Federal grant opportunities are posted in one location on Grants.gov. Business owners can choose to apply for grants from a variety of agencies and sources here.
The Founders First Capital Partners works on a revenue-based investment model for service-based companies led by minorities. Payments are determined from cash flow, offering business owners a more flexible payment model.
In addition to these excellent resources, organizations like Prosperity Now, Black Business Association, U.S. Black Chambers, Inc. and Code2040 support and advocate for Black-owned businesses nationwide through education and the creation of resources and initiatives.
Minnesota Initiatives to Support Black-owned Businesses

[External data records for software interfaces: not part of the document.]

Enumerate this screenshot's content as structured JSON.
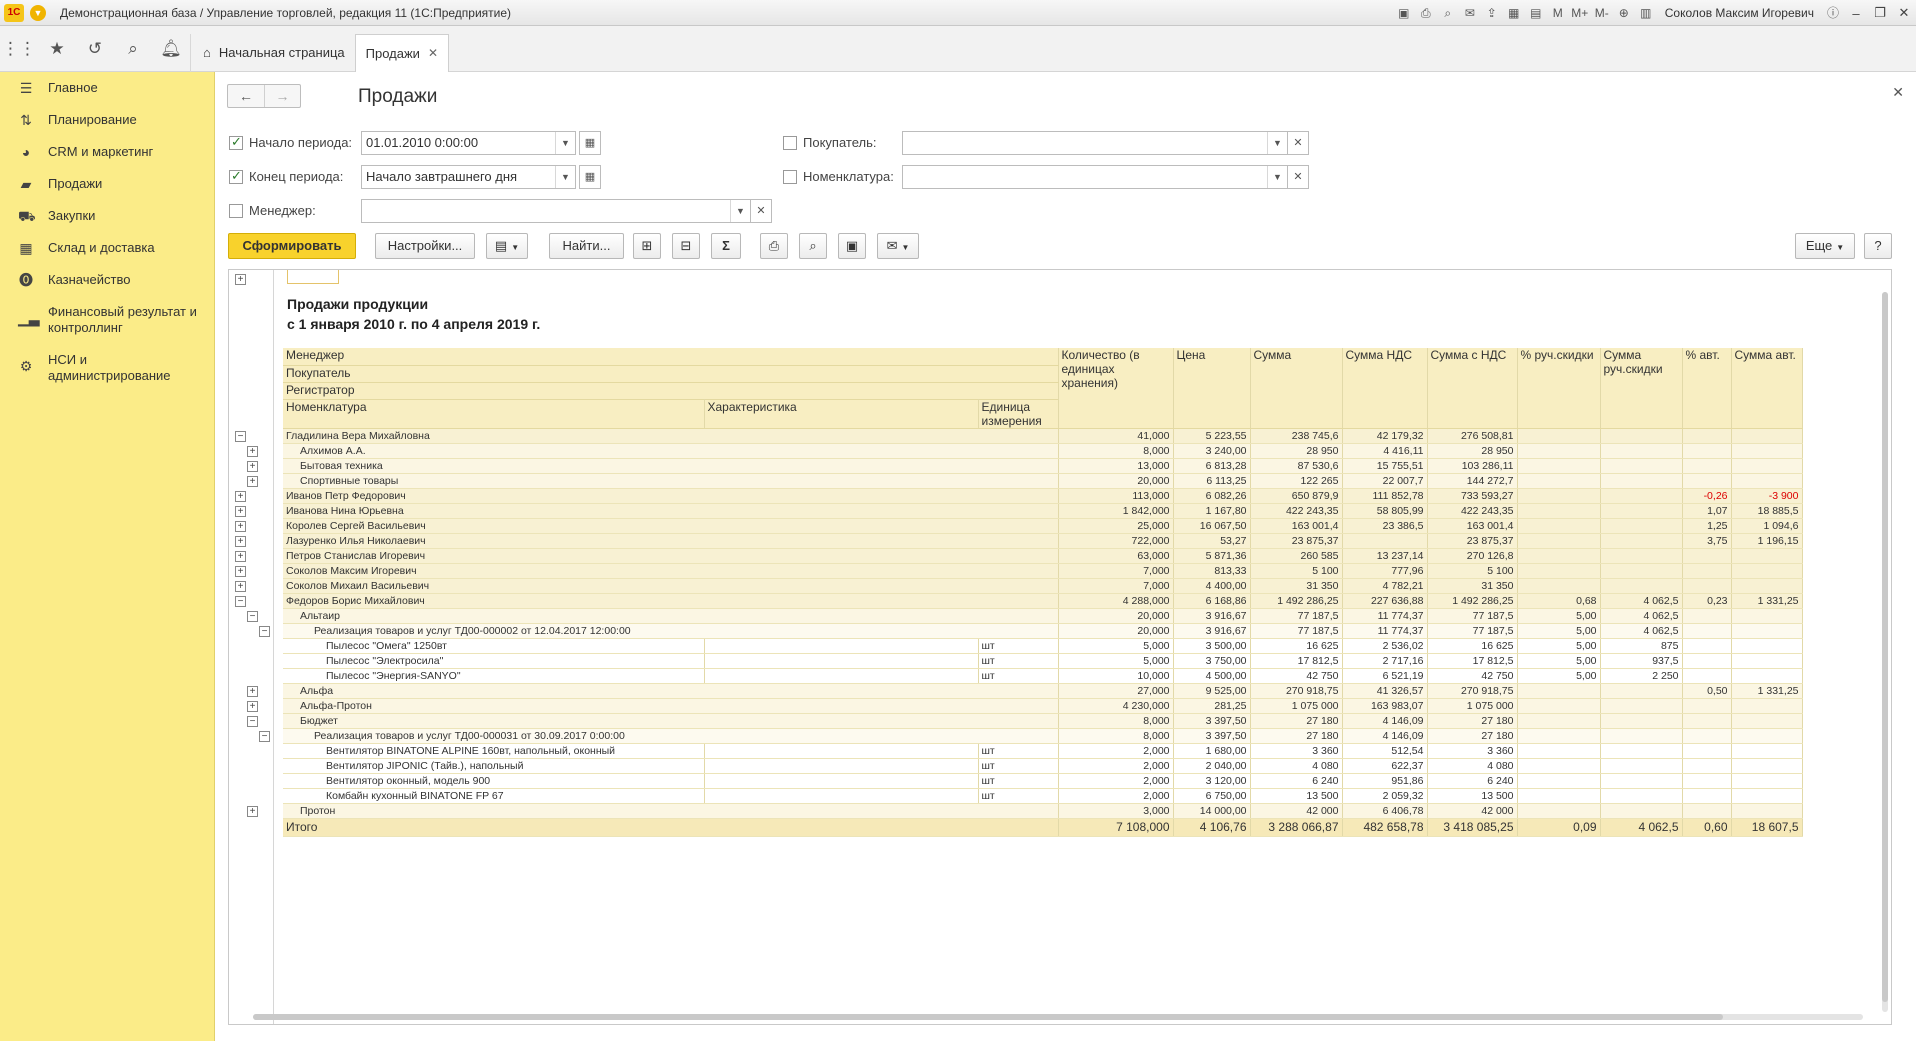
{
  "titlebar": {
    "logo": "1С",
    "title": "Демонстрационная база / Управление торговлей, редакция 11  (1С:Предприятие)",
    "user": "Соколов Максим Игоревич",
    "m_labels": [
      "M",
      "M+",
      "M-"
    ]
  },
  "topnav": {
    "home_tab": "Начальная страница",
    "active_tab": "Продажи"
  },
  "sidebar": {
    "items": [
      {
        "label": "Главное",
        "icon": "menu-icon"
      },
      {
        "label": "Планирование",
        "icon": "planning-icon"
      },
      {
        "label": "CRM и маркетинг",
        "icon": "crm-icon"
      },
      {
        "label": "Продажи",
        "icon": "bag-icon"
      },
      {
        "label": "Закупки",
        "icon": "cart-icon"
      },
      {
        "label": "Склад и доставка",
        "icon": "warehouse-icon"
      },
      {
        "label": "Казначейство",
        "icon": "treasury-icon"
      },
      {
        "label": "Финансовый результат и контроллинг",
        "icon": "chart-icon"
      },
      {
        "label": "НСИ и администрирование",
        "icon": "gear-icon"
      }
    ]
  },
  "form": {
    "title": "Продажи",
    "period_start_label": "Начало периода:",
    "period_start_value": "01.01.2010  0:00:00",
    "period_end_label": "Конец периода:",
    "period_end_value": "Начало завтрашнего дня",
    "manager_label": "Менеджер:",
    "manager_value": "",
    "buyer_label": "Покупатель:",
    "buyer_value": "",
    "nomenclature_label": "Номенклатура:",
    "nomenclature_value": ""
  },
  "toolbar": {
    "generate": "Сформировать",
    "settings": "Настройки...",
    "find": "Найти...",
    "more": "Еще",
    "help": "?"
  },
  "report": {
    "title": "Продажи продукции",
    "subtitle": "с 1 января 2010 г. по 4 апреля 2019 г.",
    "headers": {
      "manager": "Менеджер",
      "buyer": "Покупатель",
      "registrar": "Регистратор",
      "nomenclature": "Номенклатура",
      "characteristic": "Характеристика",
      "unit": "Единица измерения",
      "qty": "Количество (в единицах хранения)",
      "price": "Цена",
      "sum": "Сумма",
      "vat": "Сумма НДС",
      "sum_vat": "Сумма с НДС",
      "disc_pct": "% руч.скидки",
      "disc_sum": "Сумма руч.скидки",
      "auto_pct": "% авт.",
      "auto_sum": "Сумма авт."
    },
    "rows": [
      {
        "level": 0,
        "ctl": "−",
        "name": "Гладилина Вера Михайловна",
        "unit": "",
        "qty": "41,000",
        "price": "5 223,55",
        "sum": "238 745,6",
        "vat": "42 179,32",
        "sum_vat": "276 508,81",
        "disc_pct": "",
        "disc_sum": "",
        "auto_pct": "",
        "auto_sum": ""
      },
      {
        "level": 1,
        "ctl": "+",
        "name": "Алхимов А.А.",
        "unit": "",
        "qty": "8,000",
        "price": "3 240,00",
        "sum": "28 950",
        "vat": "4 416,11",
        "sum_vat": "28 950",
        "disc_pct": "",
        "disc_sum": "",
        "auto_pct": "",
        "auto_sum": ""
      },
      {
        "level": 1,
        "ctl": "+",
        "name": "Бытовая техника",
        "unit": "",
        "qty": "13,000",
        "price": "6 813,28",
        "sum": "87 530,6",
        "vat": "15 755,51",
        "sum_vat": "103 286,11",
        "disc_pct": "",
        "disc_sum": "",
        "auto_pct": "",
        "auto_sum": ""
      },
      {
        "level": 1,
        "ctl": "+",
        "name": "Спортивные товары",
        "unit": "",
        "qty": "20,000",
        "price": "6 113,25",
        "sum": "122 265",
        "vat": "22 007,7",
        "sum_vat": "144 272,7",
        "disc_pct": "",
        "disc_sum": "",
        "auto_pct": "",
        "auto_sum": ""
      },
      {
        "level": 0,
        "ctl": "+",
        "name": "Иванов Петр Федорович",
        "unit": "",
        "qty": "113,000",
        "price": "6 082,26",
        "sum": "650 879,9",
        "vat": "111 852,78",
        "sum_vat": "733 593,27",
        "disc_pct": "",
        "disc_sum": "",
        "auto_pct": "-0,26",
        "auto_sum": "-3 900"
      },
      {
        "level": 0,
        "ctl": "+",
        "name": "Иванова Нина Юрьевна",
        "unit": "",
        "qty": "1 842,000",
        "price": "1 167,80",
        "sum": "422 243,35",
        "vat": "58 805,99",
        "sum_vat": "422 243,35",
        "disc_pct": "",
        "disc_sum": "",
        "auto_pct": "1,07",
        "auto_sum": "18 885,5"
      },
      {
        "level": 0,
        "ctl": "+",
        "name": "Королев Сергей Васильевич",
        "unit": "",
        "qty": "25,000",
        "price": "16 067,50",
        "sum": "163 001,4",
        "vat": "23 386,5",
        "sum_vat": "163 001,4",
        "disc_pct": "",
        "disc_sum": "",
        "auto_pct": "1,25",
        "auto_sum": "1 094,6"
      },
      {
        "level": 0,
        "ctl": "+",
        "name": "Лазуренко Илья Николаевич",
        "unit": "",
        "qty": "722,000",
        "price": "53,27",
        "sum": "23 875,37",
        "vat": "",
        "sum_vat": "23 875,37",
        "disc_pct": "",
        "disc_sum": "",
        "auto_pct": "3,75",
        "auto_sum": "1 196,15"
      },
      {
        "level": 0,
        "ctl": "+",
        "name": "Петров Станислав Игоревич",
        "unit": "",
        "qty": "63,000",
        "price": "5 871,36",
        "sum": "260 585",
        "vat": "13 237,14",
        "sum_vat": "270 126,8",
        "disc_pct": "",
        "disc_sum": "",
        "auto_pct": "",
        "auto_sum": ""
      },
      {
        "level": 0,
        "ctl": "+",
        "name": "Соколов Максим Игоревич",
        "unit": "",
        "qty": "7,000",
        "price": "813,33",
        "sum": "5 100",
        "vat": "777,96",
        "sum_vat": "5 100",
        "disc_pct": "",
        "disc_sum": "",
        "auto_pct": "",
        "auto_sum": ""
      },
      {
        "level": 0,
        "ctl": "+",
        "name": "Соколов Михаил Васильевич",
        "unit": "",
        "qty": "7,000",
        "price": "4 400,00",
        "sum": "31 350",
        "vat": "4 782,21",
        "sum_vat": "31 350",
        "disc_pct": "",
        "disc_sum": "",
        "auto_pct": "",
        "auto_sum": ""
      },
      {
        "level": 0,
        "ctl": "−",
        "name": "Федоров Борис Михайлович",
        "unit": "",
        "qty": "4 288,000",
        "price": "6 168,86",
        "sum": "1 492 286,25",
        "vat": "227 636,88",
        "sum_vat": "1 492 286,25",
        "disc_pct": "0,68",
        "disc_sum": "4 062,5",
        "auto_pct": "0,23",
        "auto_sum": "1 331,25"
      },
      {
        "level": 1,
        "ctl": "−",
        "name": "Альтаир",
        "unit": "",
        "qty": "20,000",
        "price": "3 916,67",
        "sum": "77 187,5",
        "vat": "11 774,37",
        "sum_vat": "77 187,5",
        "disc_pct": "5,00",
        "disc_sum": "4 062,5",
        "auto_pct": "",
        "auto_sum": ""
      },
      {
        "level": 2,
        "ctl": "−",
        "name": "Реализация товаров и услуг ТД00-000002 от 12.04.2017 12:00:00",
        "unit": "",
        "qty": "20,000",
        "price": "3 916,67",
        "sum": "77 187,5",
        "vat": "11 774,37",
        "sum_vat": "77 187,5",
        "disc_pct": "5,00",
        "disc_sum": "4 062,5",
        "auto_pct": "",
        "auto_sum": ""
      },
      {
        "level": 3,
        "ctl": "",
        "name": "Пылесос \"Омега\" 1250вт",
        "unit": "шт",
        "qty": "5,000",
        "price": "3 500,00",
        "sum": "16 625",
        "vat": "2 536,02",
        "sum_vat": "16 625",
        "disc_pct": "5,00",
        "disc_sum": "875",
        "auto_pct": "",
        "auto_sum": ""
      },
      {
        "level": 3,
        "ctl": "",
        "name": "Пылесос \"Электросила\"",
        "unit": "шт",
        "qty": "5,000",
        "price": "3 750,00",
        "sum": "17 812,5",
        "vat": "2 717,16",
        "sum_vat": "17 812,5",
        "disc_pct": "5,00",
        "disc_sum": "937,5",
        "auto_pct": "",
        "auto_sum": ""
      },
      {
        "level": 3,
        "ctl": "",
        "name": "Пылесос \"Энергия-SANYO\"",
        "unit": "шт",
        "qty": "10,000",
        "price": "4 500,00",
        "sum": "42 750",
        "vat": "6 521,19",
        "sum_vat": "42 750",
        "disc_pct": "5,00",
        "disc_sum": "2 250",
        "auto_pct": "",
        "auto_sum": ""
      },
      {
        "level": 1,
        "ctl": "+",
        "name": "Альфа",
        "unit": "",
        "qty": "27,000",
        "price": "9 525,00",
        "sum": "270 918,75",
        "vat": "41 326,57",
        "sum_vat": "270 918,75",
        "disc_pct": "",
        "disc_sum": "",
        "auto_pct": "0,50",
        "auto_sum": "1 331,25"
      },
      {
        "level": 1,
        "ctl": "+",
        "name": "Альфа-Протон",
        "unit": "",
        "qty": "4 230,000",
        "price": "281,25",
        "sum": "1 075 000",
        "vat": "163 983,07",
        "sum_vat": "1 075 000",
        "disc_pct": "",
        "disc_sum": "",
        "auto_pct": "",
        "auto_sum": ""
      },
      {
        "level": 1,
        "ctl": "−",
        "name": "Бюджет",
        "unit": "",
        "qty": "8,000",
        "price": "3 397,50",
        "sum": "27 180",
        "vat": "4 146,09",
        "sum_vat": "27 180",
        "disc_pct": "",
        "disc_sum": "",
        "auto_pct": "",
        "auto_sum": ""
      },
      {
        "level": 2,
        "ctl": "−",
        "name": "Реализация товаров и услуг ТД00-000031 от 30.09.2017 0:00:00",
        "unit": "",
        "qty": "8,000",
        "price": "3 397,50",
        "sum": "27 180",
        "vat": "4 146,09",
        "sum_vat": "27 180",
        "disc_pct": "",
        "disc_sum": "",
        "auto_pct": "",
        "auto_sum": ""
      },
      {
        "level": 3,
        "ctl": "",
        "name": "Вентилятор BINATONE ALPINE 160вт, напольный, оконный",
        "unit": "шт",
        "qty": "2,000",
        "price": "1 680,00",
        "sum": "3 360",
        "vat": "512,54",
        "sum_vat": "3 360",
        "disc_pct": "",
        "disc_sum": "",
        "auto_pct": "",
        "auto_sum": ""
      },
      {
        "level": 3,
        "ctl": "",
        "name": "Вентилятор JIPONIC (Тайв.), напольный",
        "unit": "шт",
        "qty": "2,000",
        "price": "2 040,00",
        "sum": "4 080",
        "vat": "622,37",
        "sum_vat": "4 080",
        "disc_pct": "",
        "disc_sum": "",
        "auto_pct": "",
        "auto_sum": ""
      },
      {
        "level": 3,
        "ctl": "",
        "name": "Вентилятор оконный, модель 900",
        "unit": "шт",
        "qty": "2,000",
        "price": "3 120,00",
        "sum": "6 240",
        "vat": "951,86",
        "sum_vat": "6 240",
        "disc_pct": "",
        "disc_sum": "",
        "auto_pct": "",
        "auto_sum": ""
      },
      {
        "level": 3,
        "ctl": "",
        "name": "Комбайн кухонный BINATONE FP 67",
        "unit": "шт",
        "qty": "2,000",
        "price": "6 750,00",
        "sum": "13 500",
        "vat": "2 059,32",
        "sum_vat": "13 500",
        "disc_pct": "",
        "disc_sum": "",
        "auto_pct": "",
        "auto_sum": ""
      },
      {
        "level": 1,
        "ctl": "+",
        "name": "Протон",
        "unit": "",
        "qty": "3,000",
        "price": "14 000,00",
        "sum": "42 000",
        "vat": "6 406,78",
        "sum_vat": "42 000",
        "disc_pct": "",
        "disc_sum": "",
        "auto_pct": "",
        "auto_sum": ""
      }
    ],
    "total": {
      "label": "Итого",
      "qty": "7 108,000",
      "price": "4 106,76",
      "sum": "3 288 066,87",
      "vat": "482 658,78",
      "sum_vat": "3 418 085,25",
      "disc_pct": "0,09",
      "disc_sum": "4 062,5",
      "auto_pct": "0,60",
      "auto_sum": "18 607,5"
    }
  }
}
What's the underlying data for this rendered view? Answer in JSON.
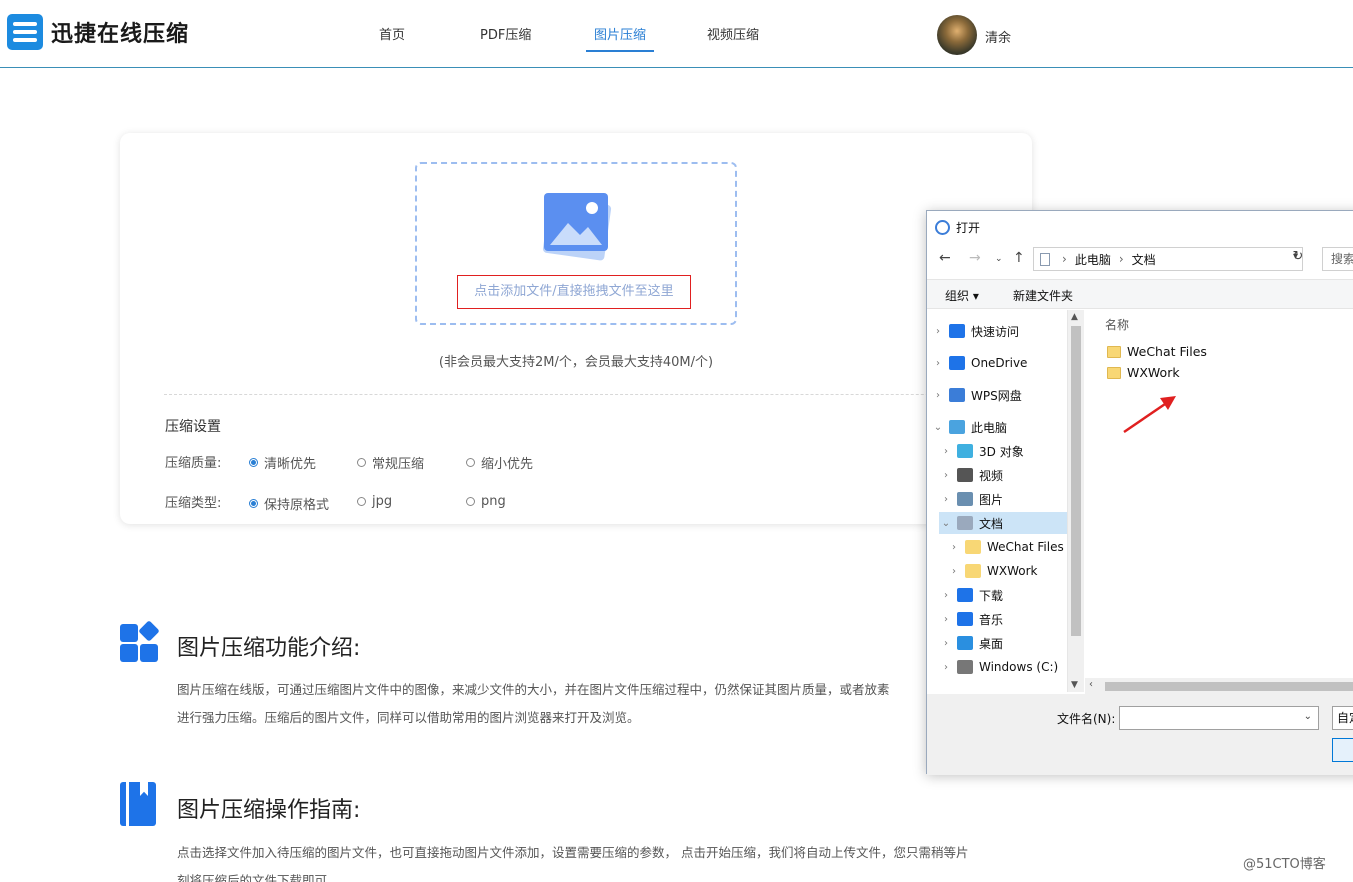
{
  "brand": {
    "name": "迅捷在线压缩"
  },
  "nav": {
    "items": [
      {
        "label": "首页"
      },
      {
        "label": "PDF压缩"
      },
      {
        "label": "图片压缩",
        "active": true
      },
      {
        "label": "视频压缩"
      }
    ]
  },
  "user": {
    "name": "清余"
  },
  "upload": {
    "drop_text": "点击添加文件/直接拖拽文件至这里",
    "limit_note": "(非会员最大支持2M/个，会员最大支持40M/个)"
  },
  "settings": {
    "title": "压缩设置",
    "quality_label": "压缩质量:",
    "quality_options": [
      "清晰优先",
      "常规压缩",
      "缩小优先"
    ],
    "quality_selected": "清晰优先",
    "type_label": "压缩类型:",
    "type_options": [
      "保持原格式",
      "jpg",
      "png"
    ],
    "type_selected": "保持原格式"
  },
  "sections": {
    "intro_title": "图片压缩功能介绍:",
    "intro_line1": "图片压缩在线版，可通过压缩图片文件中的图像，来减少文件的大小，并在图片文件压缩过程中，仍然保证其图片质量，或者放素",
    "intro_line2": "进行强力压缩。压缩后的图片文件，同样可以借助常用的图片浏览器来打开及浏览。",
    "guide_title": "图片压缩操作指南:",
    "guide_line1": "点击选择文件加入待压缩的图片文件，也可直接拖动图片文件添加，设置需要压缩的参数， 点击开始压缩，我们将自动上传文件，您只需稍等片",
    "guide_line2": "刻将压缩后的文件下载即可。"
  },
  "watermark": "@51CTO博客",
  "dialog": {
    "title": "打开",
    "path": [
      "此电脑",
      "文档"
    ],
    "search_placeholder": "搜索",
    "organize": "组织 ▾",
    "new_folder": "新建文件夹",
    "column_name": "名称",
    "tree": [
      {
        "label": "快速访问",
        "icon": "star-icon",
        "color": "#1e73e8",
        "depth": 0
      },
      {
        "label": "OneDrive",
        "icon": "cloud-icon",
        "color": "#1e73e8",
        "depth": 0
      },
      {
        "label": "WPS网盘",
        "icon": "cloud-outline-icon",
        "color": "#3b7dd8",
        "depth": 0
      },
      {
        "label": "此电脑",
        "icon": "computer-icon",
        "color": "#4aa3df",
        "depth": 0,
        "expanded": true
      },
      {
        "label": "3D 对象",
        "icon": "cube-icon",
        "color": "#3fb0e0",
        "depth": 1
      },
      {
        "label": "视频",
        "icon": "film-icon",
        "color": "#555555",
        "depth": 1
      },
      {
        "label": "图片",
        "icon": "picture-icon",
        "color": "#6a8fb0",
        "depth": 1
      },
      {
        "label": "文档",
        "icon": "document-icon",
        "color": "#9aa9bd",
        "depth": 1,
        "selected": true,
        "expanded": true
      },
      {
        "label": "WeChat Files",
        "icon": "folder-icon",
        "color": "#f8d775",
        "depth": 2
      },
      {
        "label": "WXWork",
        "icon": "folder-icon",
        "color": "#f8d775",
        "depth": 2
      },
      {
        "label": "下载",
        "icon": "download-icon",
        "color": "#1e73e8",
        "depth": 1
      },
      {
        "label": "音乐",
        "icon": "music-icon",
        "color": "#1e73e8",
        "depth": 1
      },
      {
        "label": "桌面",
        "icon": "desktop-icon",
        "color": "#2a8fe0",
        "depth": 1
      },
      {
        "label": "Windows (C:)",
        "icon": "drive-icon",
        "color": "#777777",
        "depth": 1
      }
    ],
    "files": [
      {
        "name": "WeChat Files"
      },
      {
        "name": "WXWork"
      }
    ],
    "filename_label": "文件名(N):",
    "filename_value": "",
    "filter_text": "自定"
  }
}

The Minnesota Emerging Entrepreneur Loan Program supports the growth of businesses owned and operated by minorities as well as low-income persons, women, veterans and/or persons with disabilities. Nonprofit lenders use DEED provided funds for loans that assist start-up and expanding businesses that meet previously stated requirements throughout the state. The program also works to provide jobs for minority and/or low-income individuals and strengthens minority business enterprises.
The Minnesota Black Chamber of Commerce empowers Black-owned businesses and the people who support them with education, advocacy and economic development. The chamber provides access to small business loans, mentorship programs and workshops in order to maximize the potential of every Black-owned business and offer equitable opportunities for growth at every stage of business development.
Legal guidance is a necessity in the journey to starting and maintaining a business. The Entrepreneurs of Color Program makes legal services more accessible to Black business owners, recent immigrants and other minorities. The program provides support to small business owners and those who would like to start a small business who are from historically marginalized communities through business law resources.
African Economic Development Solutions is an excellent resource that provides access to entrepreneur promotion and training, small business technical assistance, micro-lending, financial education and community development in order to build wealth within African immigrant communities.
The African American Leadership Forum (AALF), Black Women’s Wealth Alliance (BWWA), Just Law LLC, Minnesota Black Chamber of Commerce (MNBCC), Northside Economic Opportunity Network (NEON), Neighborhood Development Center (NDC), Social Impact Strategies Group (SISG), and West Broadway Business and Area Coalition (WBC) have partnered to form the Black Business Support Collective (BBSC) whose mission is to assist Black entrepreneurs in the many challenges they face as a result of the COVID-19 pandemic.
To learn more about how Red Wing Port Authority can support your business, contact us today.